[Web page and app entries]
+---+

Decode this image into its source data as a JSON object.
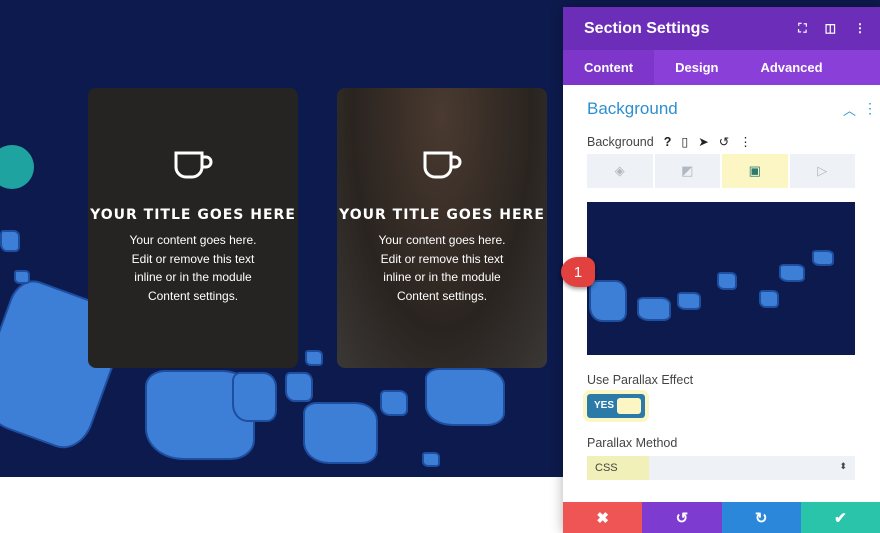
{
  "canvas": {
    "cards": [
      {
        "title": "YOUR TITLE GOES HERE",
        "body": "Your content goes here. Edit or remove this text inline or in the module Content settings.",
        "icon": "coffee-cup-icon"
      },
      {
        "title": "YOUR TITLE GOES HERE",
        "body": "Your content goes here. Edit or remove this text inline or in the module Content settings.",
        "icon": "coffee-cup-icon"
      }
    ]
  },
  "panel": {
    "title": "Section Settings",
    "tabs": [
      "Content",
      "Design",
      "Advanced"
    ],
    "section_title": "Background",
    "background_label": "Background",
    "marker": "1",
    "parallax_label": "Use Parallax Effect",
    "parallax_value": "YES",
    "method_label": "Parallax Method",
    "method_value": "CSS"
  },
  "colors": {
    "header": "#6c2eb9",
    "tabs": "#8b3fd9",
    "accent": "#2e8fd0",
    "cancel": "#ef5555",
    "undo": "#7d3bd0",
    "redo": "#2b87da",
    "save": "#29c4a9"
  }
}
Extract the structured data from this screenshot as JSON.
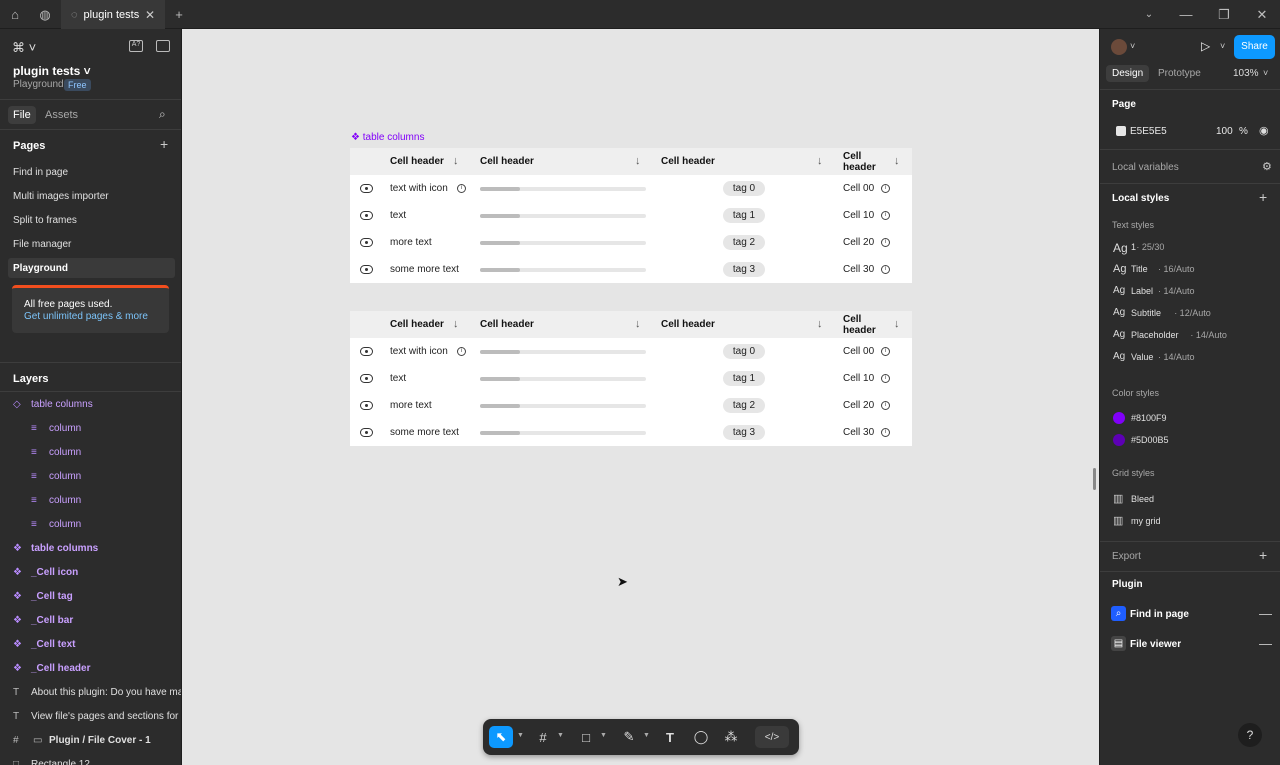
{
  "tabs": {
    "active": "plugin tests"
  },
  "file": {
    "name": "plugin tests",
    "team": "Playground",
    "plan": "Free"
  },
  "left_tabs": {
    "file": "File",
    "assets": "Assets"
  },
  "pages": {
    "title": "Pages",
    "items": [
      "Find in page",
      "Multi images importer",
      "Split to frames",
      "File manager",
      "Playground"
    ]
  },
  "banner": {
    "line1": "All free pages used.",
    "link": "Get unlimited pages & more"
  },
  "layers": {
    "title": "Layers",
    "items": [
      {
        "name": "table columns",
        "indent": 0,
        "kind": "component",
        "bold": false
      },
      {
        "name": "column",
        "indent": 1,
        "kind": "auto",
        "bold": false
      },
      {
        "name": "column",
        "indent": 1,
        "kind": "auto",
        "bold": false
      },
      {
        "name": "column",
        "indent": 1,
        "kind": "auto",
        "bold": false
      },
      {
        "name": "column",
        "indent": 1,
        "kind": "auto",
        "bold": false
      },
      {
        "name": "column",
        "indent": 1,
        "kind": "auto",
        "bold": false
      },
      {
        "name": "table columns",
        "indent": 0,
        "kind": "component",
        "bold": true
      },
      {
        "name": "_Cell icon",
        "indent": 0,
        "kind": "component",
        "bold": true
      },
      {
        "name": "_Cell tag",
        "indent": 0,
        "kind": "component",
        "bold": true
      },
      {
        "name": "_Cell bar",
        "indent": 0,
        "kind": "component",
        "bold": true
      },
      {
        "name": "_Cell text",
        "indent": 0,
        "kind": "component",
        "bold": true
      },
      {
        "name": "_Cell header",
        "indent": 0,
        "kind": "component",
        "bold": true
      },
      {
        "name": "About this plugin: Do you have ma...",
        "indent": 0,
        "kind": "text",
        "bold": false
      },
      {
        "name": "View file's pages and sections for ...",
        "indent": 0,
        "kind": "text",
        "bold": false
      },
      {
        "name": "Plugin / File Cover - 1",
        "indent": 0,
        "kind": "frame",
        "bold": true
      },
      {
        "name": "Rectangle 12",
        "indent": 0,
        "kind": "rect",
        "bold": false
      }
    ]
  },
  "canvas": {
    "frame_label": "table columns",
    "headers": [
      "Cell header",
      "Cell header",
      "Cell header",
      "Cell header"
    ],
    "rows": [
      {
        "text": "text with icon",
        "has_icon": true,
        "progress": 0.24,
        "tag": "tag 0",
        "cell": "Cell 00"
      },
      {
        "text": "text",
        "has_icon": false,
        "progress": 0.24,
        "tag": "tag 1",
        "cell": "Cell 10"
      },
      {
        "text": "more text",
        "has_icon": false,
        "progress": 0.24,
        "tag": "tag 2",
        "cell": "Cell 20"
      },
      {
        "text": "some more text",
        "has_icon": false,
        "progress": 0.24,
        "tag": "tag 3",
        "cell": "Cell 30"
      }
    ]
  },
  "right": {
    "share": "Share",
    "tabs": {
      "design": "Design",
      "prototype": "Prototype"
    },
    "zoom": "103%",
    "page": {
      "title": "Page",
      "color": "E5E5E5",
      "opacity": "100",
      "pct": "%"
    },
    "local_variables": "Local variables",
    "local_styles": "Local styles",
    "text_styles": {
      "title": "Text styles",
      "items": [
        {
          "name": "1",
          "spec": " · 25/30"
        },
        {
          "name": "Title",
          "spec": " · 16/Auto"
        },
        {
          "name": "Label",
          "spec": " · 14/Auto"
        },
        {
          "name": "Subtitle",
          "spec": " · 12/Auto"
        },
        {
          "name": "Placeholder",
          "spec": " · 14/Auto"
        },
        {
          "name": "Value",
          "spec": " · 14/Auto"
        }
      ]
    },
    "color_styles": {
      "title": "Color styles",
      "items": [
        {
          "name": "#8100F9",
          "color": "#8100F9"
        },
        {
          "name": "#5D00B5",
          "color": "#5D00B5"
        }
      ]
    },
    "grid_styles": {
      "title": "Grid styles",
      "items": [
        "Bleed",
        "my grid"
      ]
    },
    "export": "Export",
    "plugin": {
      "title": "Plugin",
      "items": [
        "Find in page",
        "File viewer"
      ]
    }
  },
  "colors": {
    "accent": "#0d99ff",
    "purple": "#8100F9"
  }
}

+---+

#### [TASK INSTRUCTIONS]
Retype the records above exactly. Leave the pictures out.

#### [TASK RESULT]
Decode this image into its source data as a JSON object.
{
  "canvas": {
    "cards": [
      {
        "title": "YOUR TITLE GOES HERE",
        "body": "Your content goes here. Edit or remove this text inline or in the module Content settings.",
        "icon": "coffee-cup-icon"
      },
      {
        "title": "YOUR TITLE GOES HERE",
        "body": "Your content goes here. Edit or remove this text inline or in the module Content settings.",
        "icon": "coffee-cup-icon"
      }
    ]
  },
  "panel": {
    "title": "Section Settings",
    "tabs": [
      "Content",
      "Design",
      "Advanced"
    ],
    "section_title": "Background",
    "background_label": "Background",
    "marker": "1",
    "parallax_label": "Use Parallax Effect",
    "parallax_value": "YES",
    "method_label": "Parallax Method",
    "method_value": "CSS"
  },
  "colors": {
    "header": "#6c2eb9",
    "tabs": "#8b3fd9",
    "accent": "#2e8fd0",
    "cancel": "#ef5555",
    "undo": "#7d3bd0",
    "redo": "#2b87da",
    "save": "#29c4a9"
  }
}
Extract the structured data from this screenshot as JSON.
{
  "tabs": {
    "active": "plugin tests"
  },
  "file": {
    "name": "plugin tests",
    "team": "Playground",
    "plan": "Free"
  },
  "left_tabs": {
    "file": "File",
    "assets": "Assets"
  },
  "pages": {
    "title": "Pages",
    "items": [
      "Find in page",
      "Multi images importer",
      "Split to frames",
      "File manager",
      "Playground"
    ]
  },
  "banner": {
    "line1": "All free pages used.",
    "link": "Get unlimited pages & more"
  },
  "layers": {
    "title": "Layers",
    "items": [
      {
        "name": "table columns",
        "indent": 0,
        "kind": "component",
        "bold": false
      },
      {
        "name": "column",
        "indent": 1,
        "kind": "auto",
        "bold": false
      },
      {
        "name": "column",
        "indent": 1,
        "kind": "auto",
        "bold": false
      },
      {
        "name": "column",
        "indent": 1,
        "kind": "auto",
        "bold": false
      },
      {
        "name": "column",
        "indent": 1,
        "kind": "auto",
        "bold": false
      },
      {
        "name": "column",
        "indent": 1,
        "kind": "auto",
        "bold": false
      },
      {
        "name": "table columns",
        "indent": 0,
        "kind": "component",
        "bold": true
      },
      {
        "name": "_Cell icon",
        "indent": 0,
        "kind": "component",
        "bold": true
      },
      {
        "name": "_Cell tag",
        "indent": 0,
        "kind": "component",
        "bold": true
      },
      {
        "name": "_Cell bar",
        "indent": 0,
        "kind": "component",
        "bold": true
      },
      {
        "name": "_Cell text",
        "indent": 0,
        "kind": "component",
        "bold": true
      },
      {
        "name": "_Cell header",
        "indent": 0,
        "kind": "component",
        "bold": true
      },
      {
        "name": "About this plugin: Do you have ma...",
        "indent": 0,
        "kind": "text",
        "bold": false
      },
      {
        "name": "View file's pages and sections for ...",
        "indent": 0,
        "kind": "text",
        "bold": false
      },
      {
        "name": "Plugin / File Cover - 1",
        "indent": 0,
        "kind": "frame",
        "bold": true
      },
      {
        "name": "Rectangle 12",
        "indent": 0,
        "kind": "rect",
        "bold": false
      }
    ]
  },
  "canvas": {
    "frame_label": "table columns",
    "headers": [
      "Cell header",
      "Cell header",
      "Cell header",
      "Cell header"
    ],
    "rows": [
      {
        "text": "text with icon",
        "has_icon": true,
        "progress": 0.24,
        "tag": "tag 0",
        "cell": "Cell 00"
      },
      {
        "text": "text",
        "has_icon": false,
        "progress": 0.24,
        "tag": "tag 1",
        "cell": "Cell 10"
      },
      {
        "text": "more text",
        "has_icon": false,
        "progress": 0.24,
        "tag": "tag 2",
        "cell": "Cell 20"
      },
      {
        "text": "some more text",
        "has_icon": false,
        "progress": 0.24,
        "tag": "tag 3",
        "cell": "Cell 30"
      }
    ]
  },
  "right": {
    "share": "Share",
    "tabs": {
      "design": "Design",
      "prototype": "Prototype"
    },
    "zoom": "103%",
    "page": {
      "title": "Page",
      "color": "E5E5E5",
      "opacity": "100",
      "pct": "%"
    },
    "local_variables": "Local variables",
    "local_styles": "Local styles",
    "text_styles": {
      "title": "Text styles",
      "items": [
        {
          "name": "1",
          "spec": " · 25/30"
        },
        {
          "name": "Title",
          "spec": " · 16/Auto"
        },
        {
          "name": "Label",
          "spec": " · 14/Auto"
        },
        {
          "name": "Subtitle",
          "spec": " · 12/Auto"
        },
        {
          "name": "Placeholder",
          "spec": " · 14/Auto"
        },
        {
          "name": "Value",
          "spec": " · 14/Auto"
        }
      ]
    },
    "color_styles": {
      "title": "Color styles",
      "items": [
        {
          "name": "#8100F9",
          "color": "#8100F9"
        },
        {
          "name": "#5D00B5",
          "color": "#5D00B5"
        }
      ]
    },
    "grid_styles": {
      "title": "Grid styles",
      "items": [
        "Bleed",
        "my grid"
      ]
    },
    "export": "Export",
    "plugin": {
      "title": "Plugin",
      "items": [
        "Find in page",
        "File viewer"
      ]
    }
  },
  "colors": {
    "accent": "#0d99ff",
    "purple": "#8100F9"
  }
}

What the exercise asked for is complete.